As I thought of our son's death and my cancer, I realized there might be things I should do soon, special projects perhaps, that would be a good distraction from our grief and challenges. While I did not have a terminal diagnosis, I knew that life can change each day, and that time is always precious. With this in mind, and with a strong interest in woodworking, I remembered a project I always intended to pursue: building a portable ice fishing shelter.
This plan appeared in the January 1995 issue of Field & Stream magazine. I found it back then while waiting for my haircut at a Great Clips salon. General building instructions were included in the article along with a list of materials for both the shelter and the sled underneath. I kept the article and put it away for safe keeping.
Then, 18 years later, in January 2013, and with most of the materials gathered in my garage workshop, I began a monthlong process of constructing the shelter. I spent almost every day working on this project. Late each afternoon I'd come into the house tired and cold (there's no heat in my shop), but pleased that I was finally on my way with the shelter and all it promised for the future. I knew our son would be pleased to see this project take shape.
Along the way I made several changes to the original plan: I used a pair of 10-by-20-inch hinged doors for the floor. I installed carpet, air vents and S-hooks, which double as coat racks. I inserted 8-inch round porthole windows on two walls. I attached skis (purchased at an antique shop) to the floor bracing underneath.
A small propane heater provides the shelter with heat. With two small folding chairs, food, minnows and gear, there is enough room for two adults to fish comfortably in any weather. My friend Jim of Chaska and I spent a good day recently on Elbow Lake off the Gunflint Trail with an air temperature of 6 below and windchill of 20 below.

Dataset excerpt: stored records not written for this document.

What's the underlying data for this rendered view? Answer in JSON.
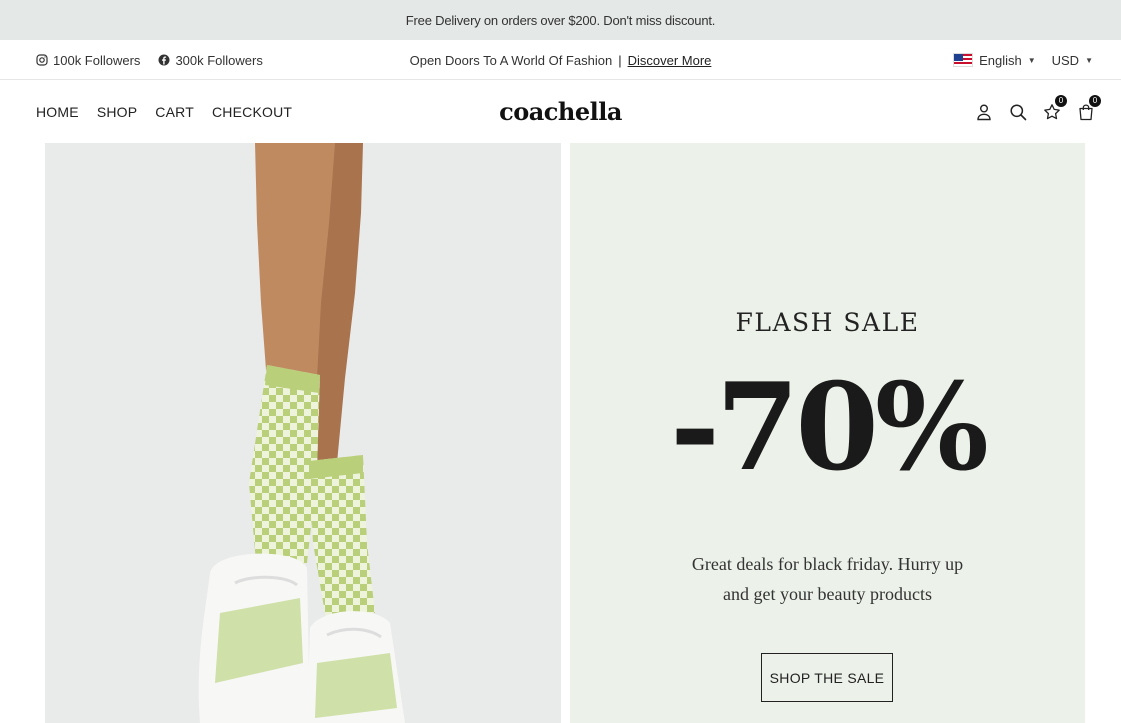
{
  "announcement": {
    "text": "Free Delivery on orders over $200. Don't miss discount."
  },
  "topbar": {
    "social": [
      {
        "icon": "instagram-icon",
        "label": "100k Followers"
      },
      {
        "icon": "facebook-icon",
        "label": "300k Followers"
      }
    ],
    "promo_text": "Open Doors To A World Of Fashion",
    "promo_separator": "|",
    "promo_link": "Discover More",
    "language": "English",
    "currency": "USD"
  },
  "header": {
    "nav": [
      "HOME",
      "SHOP",
      "CART",
      "CHECKOUT"
    ],
    "logo": "coachella",
    "wishlist_count": "0",
    "cart_count": "0"
  },
  "hero": {
    "title": "FLASH SALE",
    "discount": "-70%",
    "text": "Great deals for black friday. Hurry up and get your beauty products",
    "button": "SHOP THE SALE"
  },
  "colors": {
    "announcement_bg": "#e4e8e6",
    "sale_panel_bg": "#ecf2e9",
    "text_dark": "#1a1a1a"
  }
}
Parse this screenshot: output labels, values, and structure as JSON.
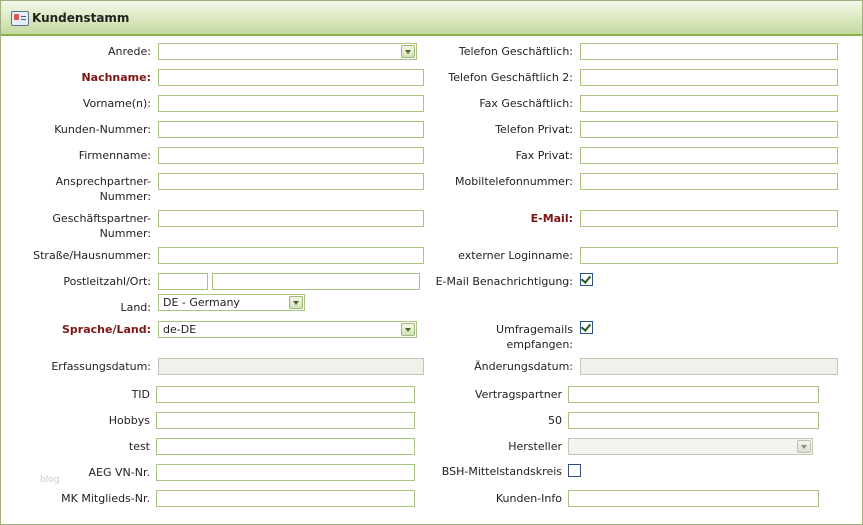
{
  "window": {
    "title": "Kundenstamm",
    "icon": "address-card-icon"
  },
  "colors": {
    "header_accent": "#8cb048",
    "required_label": "#7b1515",
    "input_border": "#a9c584"
  },
  "left": {
    "anrede": {
      "label": "Anrede:",
      "value": ""
    },
    "nachname": {
      "label": "Nachname:",
      "value": ""
    },
    "vorname": {
      "label": "Vorname(n):",
      "value": ""
    },
    "kundennummer": {
      "label": "Kunden-Nummer:",
      "value": ""
    },
    "firmenname": {
      "label": "Firmenname:",
      "value": ""
    },
    "ansprechpartner": {
      "label_line1": "Ansprechpartner-",
      "label_line2": "Nummer:",
      "value": ""
    },
    "geschaeftspartner": {
      "label_line1": "Geschäftspartner-",
      "label_line2": "Nummer:",
      "value": ""
    },
    "strasse": {
      "label": "Straße/Hausnummer:",
      "value": ""
    },
    "plz_ort": {
      "label": "Postleitzahl/Ort:",
      "plz": "",
      "ort": ""
    },
    "land": {
      "label": "Land:",
      "value": "DE - Germany"
    },
    "sprache": {
      "label": "Sprache/Land:",
      "value": "de-DE"
    },
    "erfassungsdatum": {
      "label": "Erfassungsdatum:",
      "value": ""
    },
    "tid": {
      "label": "TID",
      "value": ""
    },
    "hobbys": {
      "label": "Hobbys",
      "value": ""
    },
    "test": {
      "label": "test",
      "value": ""
    },
    "aeg": {
      "label": "AEG VN-Nr.",
      "value": ""
    },
    "mk": {
      "label": "MK Mitglieds-Nr.",
      "value": ""
    }
  },
  "right": {
    "tel_geschaeftlich": {
      "label": "Telefon Geschäftlich:",
      "value": ""
    },
    "tel_geschaeftlich2": {
      "label": "Telefon Geschäftlich 2:",
      "value": ""
    },
    "fax_geschaeftlich": {
      "label": "Fax Geschäftlich:",
      "value": ""
    },
    "tel_privat": {
      "label": "Telefon Privat:",
      "value": ""
    },
    "fax_privat": {
      "label": "Fax Privat:",
      "value": ""
    },
    "mobil": {
      "label": "Mobiltelefonnummer:",
      "value": ""
    },
    "email": {
      "label": "E-Mail:",
      "value": ""
    },
    "login": {
      "label": "externer Loginname:",
      "value": ""
    },
    "email_benachrichtigung": {
      "label": "E-Mail Benachrichtigung:",
      "checked": true
    },
    "umfragemails": {
      "label_line1": "Umfragemails",
      "label_line2": "empfangen:",
      "checked": true
    },
    "aenderungsdatum": {
      "label": "Änderungsdatum:",
      "value": ""
    },
    "vertragspartner": {
      "label": "Vertragspartner",
      "value": ""
    },
    "fuenfzig": {
      "label": "50",
      "value": ""
    },
    "hersteller": {
      "label": "Hersteller",
      "value": ""
    },
    "bsh": {
      "label": "BSH-Mittelstandskreis",
      "checked": false
    },
    "kundeninfo": {
      "label": "Kunden-Info",
      "value": ""
    }
  },
  "watermark": "blog"
}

Even with all our gear piled on top of the collapsed shelter, we could still pull it nicely over the snow. Because I used half-inch exterior plywood and not the 3/8-inch stock noted in the original plan, my shelter is indeed heavier, but very sturdy. And the outfit slides easily into the bed of our pickup truck.
I found a great deal of satisfaction in building this shelter. I know Bob loved the outdoors as well, and his spirit is with us. Soon our youngest son, Matt, and my wife, Peg, will join me in ice fishing and hopefully grandkids, too. It will be good therapy for all of us.
R. STRUCK, GRAND MARAIS